Protestant Apocalypticism, the Book of Revelation, and History in English Thought, 1550-1800 (2006–2008)

This project elucidates English Protestant expectations about the end of the world from 1550 to 1800 from the extremes of political radicalism to the ideals of the Royal Society. It is the first comprehensive account of the rise and fall of Protestant Apocalypticism. Its significance lies in its thesis that the power of Apocalypticism did not lie in its claims to foretell the future. Rather, by virtue of its analysis of society into two opposing forces of Good and Evil, it consisted in its role as an historical method and a political science. It will result in two closely related monographs and a series of articles.
Grant type:
ARC Discovery Projects
  • Emeritus Professor
    School of Historical and Philosophical Inquiry
    Faculty of Humanities, Arts and Social Sciences
    Emeritus Professor

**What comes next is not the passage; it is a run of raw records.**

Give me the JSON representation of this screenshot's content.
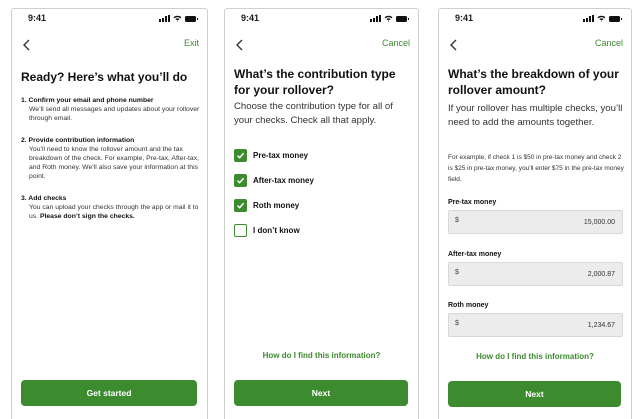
{
  "status": {
    "time": "9:41"
  },
  "screen1": {
    "nav_action": "Exit",
    "title": "Ready? Here’s what you’ll do",
    "steps": [
      {
        "title": "1. Confirm your email and phone number",
        "desc": "We’ll send all messages and updates about your rollover through email."
      },
      {
        "title": "2. Provide contribution information",
        "desc": "You’ll need to know the rollover amount and the tax breakdown of the check. For example, Pre-tax, After-tax, and Roth money. We’ll also save your information at this point."
      },
      {
        "title": "3. Add checks",
        "desc": "You can upload your checks through the app or mail it to us.",
        "desc_bold": "Please don’t sign the checks."
      }
    ],
    "button": "Get started"
  },
  "screen2": {
    "nav_action": "Cancel",
    "title": "What’s the contribution type for your rollover?",
    "subtitle": "Choose the contribution type for all of your checks. Check all that apply.",
    "options": [
      {
        "label": "Pre-tax money",
        "checked": true
      },
      {
        "label": "After-tax money",
        "checked": true
      },
      {
        "label": "Roth money",
        "checked": true
      },
      {
        "label": "I don’t know",
        "checked": false
      }
    ],
    "help_link": "How do I find this information?",
    "button": "Next"
  },
  "screen3": {
    "nav_action": "Cancel",
    "title": "What’s the breakdown of your rollover amount?",
    "subtitle": "If your rollover has multiple checks, you’ll need to add the amounts together.",
    "example": "For example, if check 1 is $50 in pre-tax money and check 2 is $25 in pre-tax money, you’ll enter $75 in the pre-tax money field.",
    "fields": [
      {
        "label": "Pre-tax money",
        "currency": "$",
        "value": "15,000.00"
      },
      {
        "label": "After-tax money",
        "currency": "$",
        "value": "2,000.87"
      },
      {
        "label": "Roth money",
        "currency": "$",
        "value": "1,234.67"
      }
    ],
    "help_link": "How do I find this information?",
    "button": "Next"
  },
  "colors": {
    "accent": "#3d8b2f",
    "field_bg": "#ececec"
  },
  "icons": [
    "chevron-left-icon",
    "signal-icon",
    "wifi-icon",
    "battery-icon",
    "checkmark-icon"
  ]
}
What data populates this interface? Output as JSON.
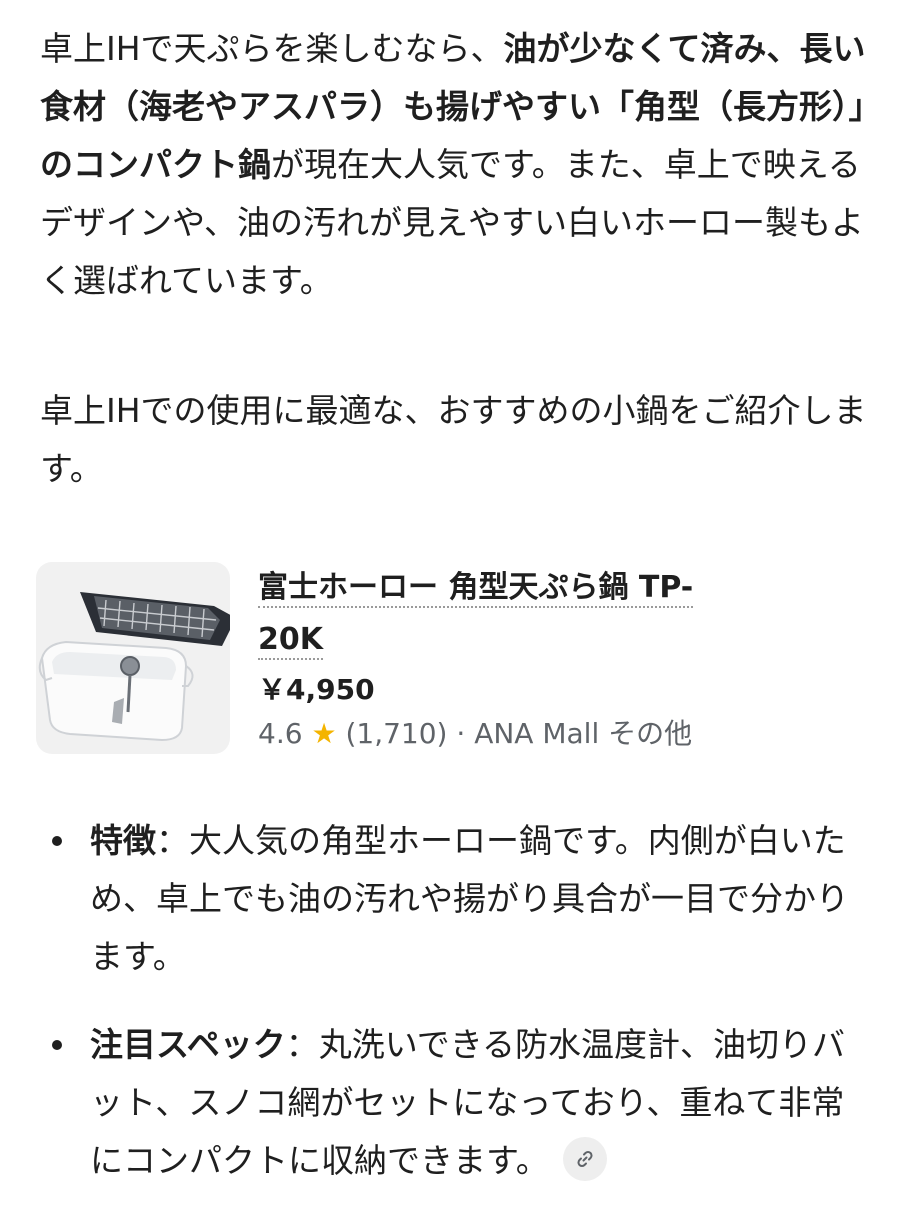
{
  "intro": {
    "p1_a": "卓上IHで天ぷらを楽しむなら、",
    "p1_b": "油が少なくて済み、長い食材（海老やアスパラ）も揚げやすい「角型（長方形）」のコンパクト鍋",
    "p1_c": "が現在大人気です。また、卓上で映えるデザインや、油の汚れが見えやすい白いホーロー製もよく選ばれています。",
    "p2": "卓上IHでの使用に最適な、おすすめの小鍋をご紹介します。"
  },
  "product": {
    "title": "富士ホーロー 角型天ぷら鍋 TP-20K",
    "price": "￥4,950",
    "rating": "4.6",
    "reviews": "(1,710)",
    "separator": "·",
    "seller": "ANA Mall その他"
  },
  "bullets": [
    {
      "label": "特徴",
      "sep": "：",
      "text": "大人気の角型ホーロー鍋です。内側が白いため、卓上でも油の汚れや揚がり具合が一目で分かります。"
    },
    {
      "label": "注目スペック",
      "sep": "：",
      "text": "丸洗いできる防水温度計、油切りバット、スノコ網がセットになっており、重ねて非常にコンパクトに収納できます。"
    }
  ],
  "icons": {
    "rating_star": "star-icon",
    "source_link": "link-icon"
  },
  "colors": {
    "star": "#f4b400",
    "muted": "#5f6368"
  }
}
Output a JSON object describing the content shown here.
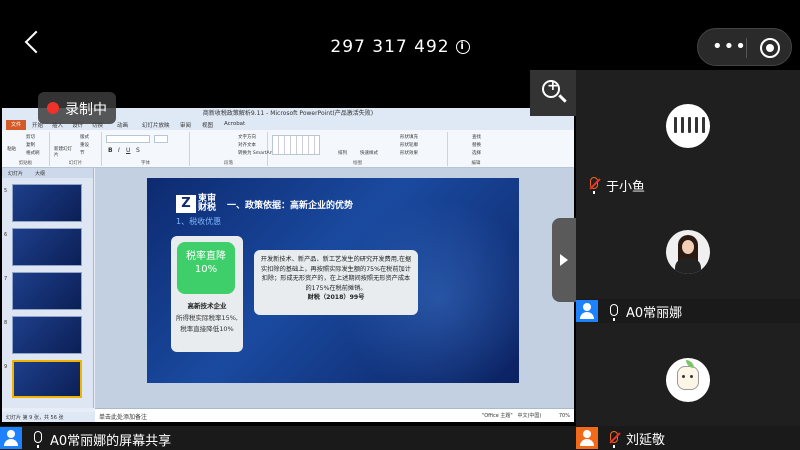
{
  "topbar": {
    "meeting_id": "297 317 492",
    "info_icon": "i"
  },
  "recording": {
    "label": "录制中"
  },
  "ppt": {
    "window_title": "商新收税政策解析9.11 - Microsoft PowerPoint(产品激活失败)",
    "tabs": [
      "文件",
      "开始",
      "插入",
      "设计",
      "切换",
      "动画",
      "幻灯片放映",
      "审阅",
      "视图",
      "Acrobat"
    ],
    "ribbon": {
      "clipboard": {
        "label": "剪贴板",
        "paste": "粘贴",
        "cut": "剪切",
        "copy": "复制",
        "format_painter": "格式刷"
      },
      "slides": {
        "label": "幻灯片",
        "new_slide": "新建幻灯片",
        "layout": "版式",
        "reset": "重设",
        "section": "节"
      },
      "font": {
        "label": "字体"
      },
      "paragraph": {
        "label": "段落",
        "text_direction": "文字方向",
        "align_text": "对齐文本",
        "smartart": "转换为 SmartArt"
      },
      "drawing": {
        "label": "绘图",
        "arrange": "排列",
        "quick_styles": "快速样式",
        "shape_fill": "形状填充",
        "shape_outline": "形状轮廓",
        "shape_effects": "形状效果"
      },
      "editing": {
        "label": "编辑",
        "find": "查找",
        "replace": "替换",
        "select": "选择"
      }
    },
    "panel_tabs": [
      "幻灯片",
      "大纲"
    ],
    "thumbnails": [
      "5",
      "6",
      "7",
      "8",
      "9"
    ],
    "slide": {
      "logo_text": "柬审财税",
      "heading": "一、政策依据：高新企业的优势",
      "subheading": "1、税收优惠",
      "badge_line1": "税率直降",
      "badge_line2": "10%",
      "card_title": "高新技术企业",
      "card_line1": "所得税实际税率15%,",
      "card_line2": "税率直接降低10%",
      "right_text": "开发新技术、新产品、新工艺发生的研究开发费用,在据实扣除的基础上，再按照实际发生额的75%在税前加计扣除；形成无形资产的，在上述期间按照无形资产成本的175%在税前摊销。",
      "right_source": "财税（2018）99号"
    },
    "notes_placeholder": "单击此处添加备注",
    "status_left": "幻灯片 第 9 张，共 56 张",
    "status_theme": "\"Office 主题\"",
    "status_lang": "中文(中国)",
    "status_zoom": "70%"
  },
  "share_bar": {
    "presenter": "A0常丽娜的屏幕共享"
  },
  "participants": [
    {
      "name": "于小鱼",
      "avatar": "group-photo-avatar",
      "mic": "muted"
    },
    {
      "name": "A0常丽娜",
      "avatar": "woman-photo-avatar",
      "mic": "on"
    },
    {
      "name": "刘延敬",
      "avatar": "cartoon-cat-avatar",
      "mic": "muted"
    }
  ],
  "colors": {
    "record_red": "#f0322a",
    "badge_green": "#3fcf6a",
    "slide_blue": "#0d2a70",
    "user_blue": "#1e82ff",
    "mute_orange": "#f06a1a"
  }
}
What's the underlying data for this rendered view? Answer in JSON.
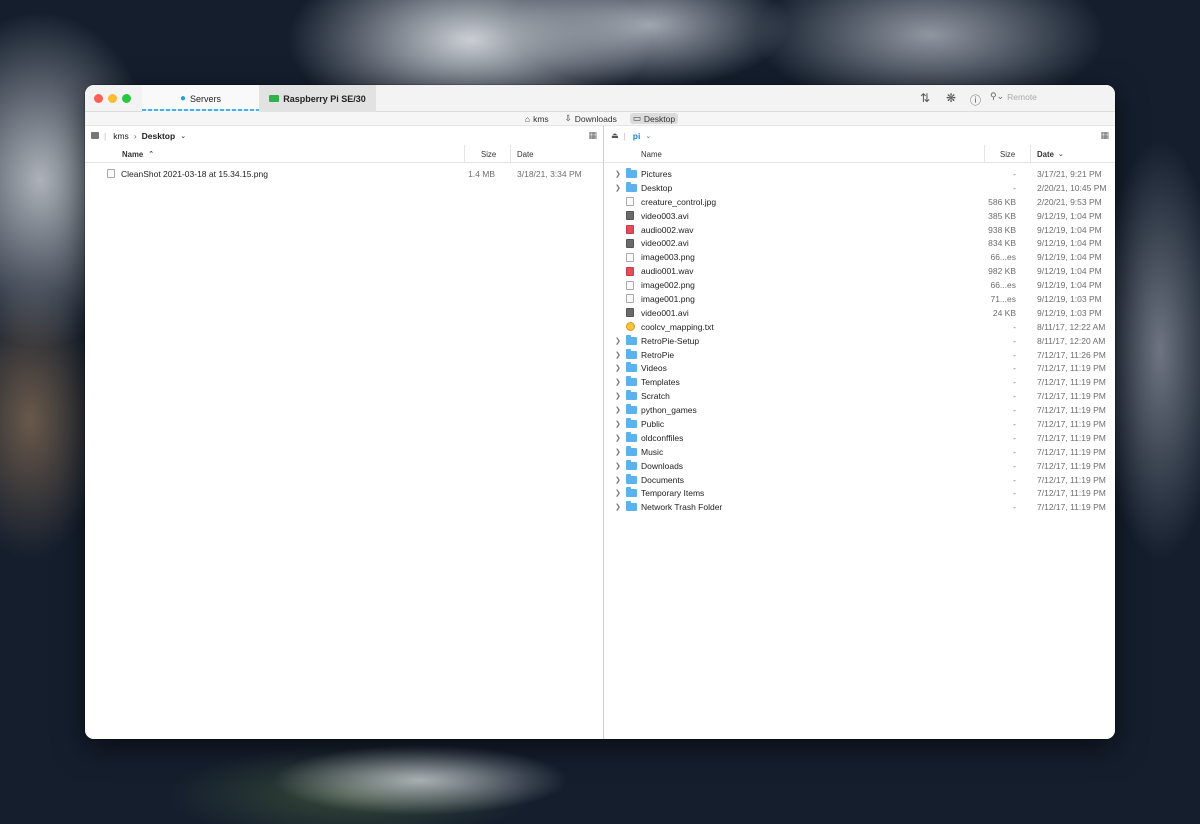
{
  "titlebar": {
    "tabs": [
      {
        "label": "Servers",
        "icon": "globe-icon",
        "active": true
      },
      {
        "label": "Raspberry Pi SE/30",
        "icon": "monitor-icon",
        "active": false
      }
    ],
    "search_placeholder": "Remote",
    "icons": [
      "sort-arrows-icon",
      "sync-icon",
      "info-icon",
      "search-icon"
    ]
  },
  "pathbar": [
    {
      "label": "kms",
      "icon": "home-icon"
    },
    {
      "label": "Downloads",
      "icon": "download-icon"
    },
    {
      "label": "Desktop",
      "icon": "desktop-icon"
    }
  ],
  "left": {
    "path": [
      "kms",
      "Desktop"
    ],
    "columns": {
      "name": "Name",
      "size": "Size",
      "date": "Date"
    },
    "files": [
      {
        "name": "CleanShot 2021-03-18 at 15.34.15.png",
        "size": "1.4 MB",
        "date": "3/18/21, 3:34 PM",
        "type": "image"
      }
    ]
  },
  "right": {
    "path": "pi",
    "columns": {
      "name": "Name",
      "size": "Size",
      "date": "Date"
    },
    "files": [
      {
        "name": "Pictures",
        "size": "-",
        "date": "3/17/21, 9:21 PM",
        "type": "folder"
      },
      {
        "name": "Desktop",
        "size": "-",
        "date": "2/20/21, 10:45 PM",
        "type": "folder"
      },
      {
        "name": "creature_control.jpg",
        "size": "586 KB",
        "date": "2/20/21, 9:53 PM",
        "type": "image"
      },
      {
        "name": "video003.avi",
        "size": "385 KB",
        "date": "9/12/19, 1:04 PM",
        "type": "video"
      },
      {
        "name": "audio002.wav",
        "size": "938 KB",
        "date": "9/12/19, 1:04 PM",
        "type": "audio"
      },
      {
        "name": "video002.avi",
        "size": "834 KB",
        "date": "9/12/19, 1:04 PM",
        "type": "video"
      },
      {
        "name": "image003.png",
        "size": "66...es",
        "date": "9/12/19, 1:04 PM",
        "type": "image"
      },
      {
        "name": "audio001.wav",
        "size": "982 KB",
        "date": "9/12/19, 1:04 PM",
        "type": "audio"
      },
      {
        "name": "image002.png",
        "size": "66...es",
        "date": "9/12/19, 1:04 PM",
        "type": "image"
      },
      {
        "name": "image001.png",
        "size": "71...es",
        "date": "9/12/19, 1:03 PM",
        "type": "image"
      },
      {
        "name": "video001.avi",
        "size": "24 KB",
        "date": "9/12/19, 1:03 PM",
        "type": "video"
      },
      {
        "name": "coolcv_mapping.txt",
        "size": "-",
        "date": "8/11/17, 12:22 AM",
        "type": "txt"
      },
      {
        "name": "RetroPie-Setup",
        "size": "-",
        "date": "8/11/17, 12:20 AM",
        "type": "folder"
      },
      {
        "name": "RetroPie",
        "size": "-",
        "date": "7/12/17, 11:26 PM",
        "type": "folder"
      },
      {
        "name": "Videos",
        "size": "-",
        "date": "7/12/17, 11:19 PM",
        "type": "folder"
      },
      {
        "name": "Templates",
        "size": "-",
        "date": "7/12/17, 11:19 PM",
        "type": "folder"
      },
      {
        "name": "Scratch",
        "size": "-",
        "date": "7/12/17, 11:19 PM",
        "type": "folder"
      },
      {
        "name": "python_games",
        "size": "-",
        "date": "7/12/17, 11:19 PM",
        "type": "folder"
      },
      {
        "name": "Public",
        "size": "-",
        "date": "7/12/17, 11:19 PM",
        "type": "folder"
      },
      {
        "name": "oldconffiles",
        "size": "-",
        "date": "7/12/17, 11:19 PM",
        "type": "folder"
      },
      {
        "name": "Music",
        "size": "-",
        "date": "7/12/17, 11:19 PM",
        "type": "folder"
      },
      {
        "name": "Downloads",
        "size": "-",
        "date": "7/12/17, 11:19 PM",
        "type": "folder"
      },
      {
        "name": "Documents",
        "size": "-",
        "date": "7/12/17, 11:19 PM",
        "type": "folder"
      },
      {
        "name": "Temporary Items",
        "size": "-",
        "date": "7/12/17, 11:19 PM",
        "type": "folder"
      },
      {
        "name": "Network Trash Folder",
        "size": "-",
        "date": "7/12/17, 11:19 PM",
        "type": "folder"
      }
    ]
  }
}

    Faculty of Humanities, Arts and Social Sciences
Funded by:
Australian Research Council